A debt tender offer is when a firm retires all or a portion of its debt securities by making an offer to its debtholders to repurchase a predetermined number of bonds at a specified price and during a set period of time. Firms may use a debt tender offer as a mechanism for capital restructuring or refinancing.

BREAKING DOWN Debt Tender Offer

When a company issues debt, it receives a loan from investors who purchase the debt. To compensate these investors for the funds borrowed, the issuer will make interest or coupon payments to the debtholders. The interest payments, which are fixed, represent a cost of debt to the issuer. It is possible that interest rates in the economy will change during the life of the bond. When interest rates increase, the value of the existing bond will decrease since the coupon rate will be lower than the prevailing interest rate. Similarly, when interest rates in the economy decrease, issuers will be stuck paying the higher coupon rates affixed to the bond, unless they restructure their debt securities. One method of restructuring debt is by making a debt tender offer.

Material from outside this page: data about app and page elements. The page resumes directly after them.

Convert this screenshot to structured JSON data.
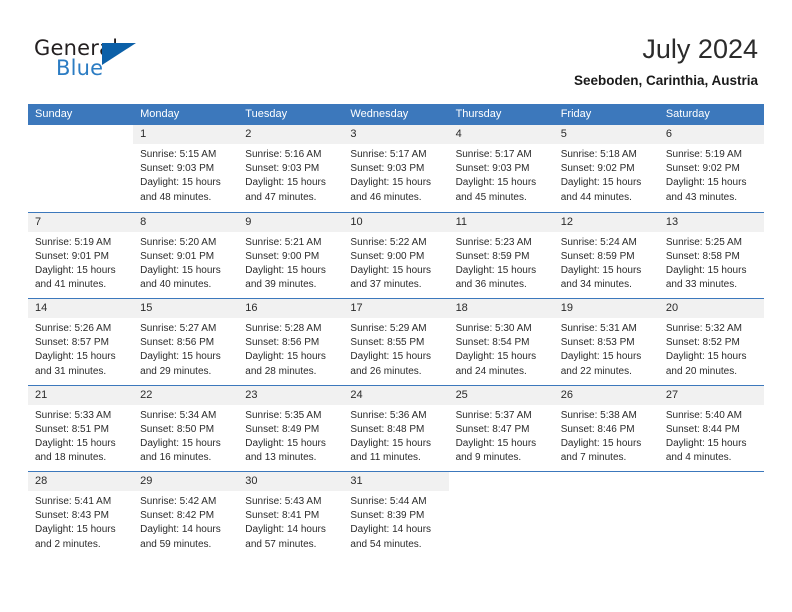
{
  "brand": {
    "name_part1": "General",
    "name_part2": "Blue",
    "logo_icon": "blue-triangle-icon",
    "accent_color": "#2b7cc3",
    "triangle_color": "#0c60a8"
  },
  "header": {
    "month_title": "July 2024",
    "location": "Seeboden, Carinthia, Austria"
  },
  "calendar": {
    "header_bg": "#3c78bc",
    "band_bg": "#f1f1f1",
    "weekdays": [
      "Sunday",
      "Monday",
      "Tuesday",
      "Wednesday",
      "Thursday",
      "Friday",
      "Saturday"
    ],
    "weeks": [
      [
        {
          "day": "",
          "lines": []
        },
        {
          "day": "1",
          "lines": [
            "Sunrise: 5:15 AM",
            "Sunset: 9:03 PM",
            "Daylight: 15 hours",
            "and 48 minutes."
          ]
        },
        {
          "day": "2",
          "lines": [
            "Sunrise: 5:16 AM",
            "Sunset: 9:03 PM",
            "Daylight: 15 hours",
            "and 47 minutes."
          ]
        },
        {
          "day": "3",
          "lines": [
            "Sunrise: 5:17 AM",
            "Sunset: 9:03 PM",
            "Daylight: 15 hours",
            "and 46 minutes."
          ]
        },
        {
          "day": "4",
          "lines": [
            "Sunrise: 5:17 AM",
            "Sunset: 9:03 PM",
            "Daylight: 15 hours",
            "and 45 minutes."
          ]
        },
        {
          "day": "5",
          "lines": [
            "Sunrise: 5:18 AM",
            "Sunset: 9:02 PM",
            "Daylight: 15 hours",
            "and 44 minutes."
          ]
        },
        {
          "day": "6",
          "lines": [
            "Sunrise: 5:19 AM",
            "Sunset: 9:02 PM",
            "Daylight: 15 hours",
            "and 43 minutes."
          ]
        }
      ],
      [
        {
          "day": "7",
          "lines": [
            "Sunrise: 5:19 AM",
            "Sunset: 9:01 PM",
            "Daylight: 15 hours",
            "and 41 minutes."
          ]
        },
        {
          "day": "8",
          "lines": [
            "Sunrise: 5:20 AM",
            "Sunset: 9:01 PM",
            "Daylight: 15 hours",
            "and 40 minutes."
          ]
        },
        {
          "day": "9",
          "lines": [
            "Sunrise: 5:21 AM",
            "Sunset: 9:00 PM",
            "Daylight: 15 hours",
            "and 39 minutes."
          ]
        },
        {
          "day": "10",
          "lines": [
            "Sunrise: 5:22 AM",
            "Sunset: 9:00 PM",
            "Daylight: 15 hours",
            "and 37 minutes."
          ]
        },
        {
          "day": "11",
          "lines": [
            "Sunrise: 5:23 AM",
            "Sunset: 8:59 PM",
            "Daylight: 15 hours",
            "and 36 minutes."
          ]
        },
        {
          "day": "12",
          "lines": [
            "Sunrise: 5:24 AM",
            "Sunset: 8:59 PM",
            "Daylight: 15 hours",
            "and 34 minutes."
          ]
        },
        {
          "day": "13",
          "lines": [
            "Sunrise: 5:25 AM",
            "Sunset: 8:58 PM",
            "Daylight: 15 hours",
            "and 33 minutes."
          ]
        }
      ],
      [
        {
          "day": "14",
          "lines": [
            "Sunrise: 5:26 AM",
            "Sunset: 8:57 PM",
            "Daylight: 15 hours",
            "and 31 minutes."
          ]
        },
        {
          "day": "15",
          "lines": [
            "Sunrise: 5:27 AM",
            "Sunset: 8:56 PM",
            "Daylight: 15 hours",
            "and 29 minutes."
          ]
        },
        {
          "day": "16",
          "lines": [
            "Sunrise: 5:28 AM",
            "Sunset: 8:56 PM",
            "Daylight: 15 hours",
            "and 28 minutes."
          ]
        },
        {
          "day": "17",
          "lines": [
            "Sunrise: 5:29 AM",
            "Sunset: 8:55 PM",
            "Daylight: 15 hours",
            "and 26 minutes."
          ]
        },
        {
          "day": "18",
          "lines": [
            "Sunrise: 5:30 AM",
            "Sunset: 8:54 PM",
            "Daylight: 15 hours",
            "and 24 minutes."
          ]
        },
        {
          "day": "19",
          "lines": [
            "Sunrise: 5:31 AM",
            "Sunset: 8:53 PM",
            "Daylight: 15 hours",
            "and 22 minutes."
          ]
        },
        {
          "day": "20",
          "lines": [
            "Sunrise: 5:32 AM",
            "Sunset: 8:52 PM",
            "Daylight: 15 hours",
            "and 20 minutes."
          ]
        }
      ],
      [
        {
          "day": "21",
          "lines": [
            "Sunrise: 5:33 AM",
            "Sunset: 8:51 PM",
            "Daylight: 15 hours",
            "and 18 minutes."
          ]
        },
        {
          "day": "22",
          "lines": [
            "Sunrise: 5:34 AM",
            "Sunset: 8:50 PM",
            "Daylight: 15 hours",
            "and 16 minutes."
          ]
        },
        {
          "day": "23",
          "lines": [
            "Sunrise: 5:35 AM",
            "Sunset: 8:49 PM",
            "Daylight: 15 hours",
            "and 13 minutes."
          ]
        },
        {
          "day": "24",
          "lines": [
            "Sunrise: 5:36 AM",
            "Sunset: 8:48 PM",
            "Daylight: 15 hours",
            "and 11 minutes."
          ]
        },
        {
          "day": "25",
          "lines": [
            "Sunrise: 5:37 AM",
            "Sunset: 8:47 PM",
            "Daylight: 15 hours",
            "and 9 minutes."
          ]
        },
        {
          "day": "26",
          "lines": [
            "Sunrise: 5:38 AM",
            "Sunset: 8:46 PM",
            "Daylight: 15 hours",
            "and 7 minutes."
          ]
        },
        {
          "day": "27",
          "lines": [
            "Sunrise: 5:40 AM",
            "Sunset: 8:44 PM",
            "Daylight: 15 hours",
            "and 4 minutes."
          ]
        }
      ],
      [
        {
          "day": "28",
          "lines": [
            "Sunrise: 5:41 AM",
            "Sunset: 8:43 PM",
            "Daylight: 15 hours",
            "and 2 minutes."
          ]
        },
        {
          "day": "29",
          "lines": [
            "Sunrise: 5:42 AM",
            "Sunset: 8:42 PM",
            "Daylight: 14 hours",
            "and 59 minutes."
          ]
        },
        {
          "day": "30",
          "lines": [
            "Sunrise: 5:43 AM",
            "Sunset: 8:41 PM",
            "Daylight: 14 hours",
            "and 57 minutes."
          ]
        },
        {
          "day": "31",
          "lines": [
            "Sunrise: 5:44 AM",
            "Sunset: 8:39 PM",
            "Daylight: 14 hours",
            "and 54 minutes."
          ]
        },
        {
          "day": "",
          "lines": []
        },
        {
          "day": "",
          "lines": []
        },
        {
          "day": "",
          "lines": []
        }
      ]
    ]
  }
}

Companies which have previously issued debt have the option to restructure the debt on favorable terms. Corporate issuers turn to debt tender offers as a way to eliminate their highly leveraged and risky capital structures. A debt tender offer is an opportunity for a corporate issuer to retire its existing bonds at less than the original face value and to reduce its related interest costs. The company makes an offer to repurchase the debt securities from bondholders for cash or exchanges them for new securities.

When a corporate issuer makes a cash tender offer, it makes a public offer to purchase some or all of its outstanding debt securities. A highly leveraged firm may wish to use its retained earnings to buy back bonds in order to lower its debt-to-equity ratio. Doing so will give the company a greater margin of safety against bankruptcy since the company will be paying less interest. A company that does not have access to the cash necessary to issue a cash tender offer can make an offer to holders of its outstanding debt securities, agreeing to exchange newly issued debt for the outstanding debt securities. The terms of the newly issued debt will usually be more favorable to the issuing company.

Debt tender and exchange offers for straight debt securities are subject to the tender offer rules in SEC Regulation 14E under the US Securities Exchange Act of 1934. Regulation 14E prohibits purchases and sales based on material, non-public information and requires that the tender offer be kept open for a minimum of 20 business days from commencement and 10 business days from notice of a change in the percentage of securities sought, consideration offered, or a dealer’s soliciting fee.

The debt tender offer only stands for a limited time. In addition, the offer to purchase the bonds is set at a price above the current market value but below the face value of the bonds. Since only a minimum amount of the bond repurchase is allowed, the investors cannot negotiate the terms of the debt tender offer. Securities accepted in the tender offer are typically purchased, retired, and canceled by the issuing company, and will no longer remain outstanding obligations on the financial statements.

On October 6, 2016, Walmart commenced a cash tender offer to purchase for up to $8,500,000,000 of certain outstanding debt securities in an attempt to reduce its interest expense. The offer expired on November 3, 2017.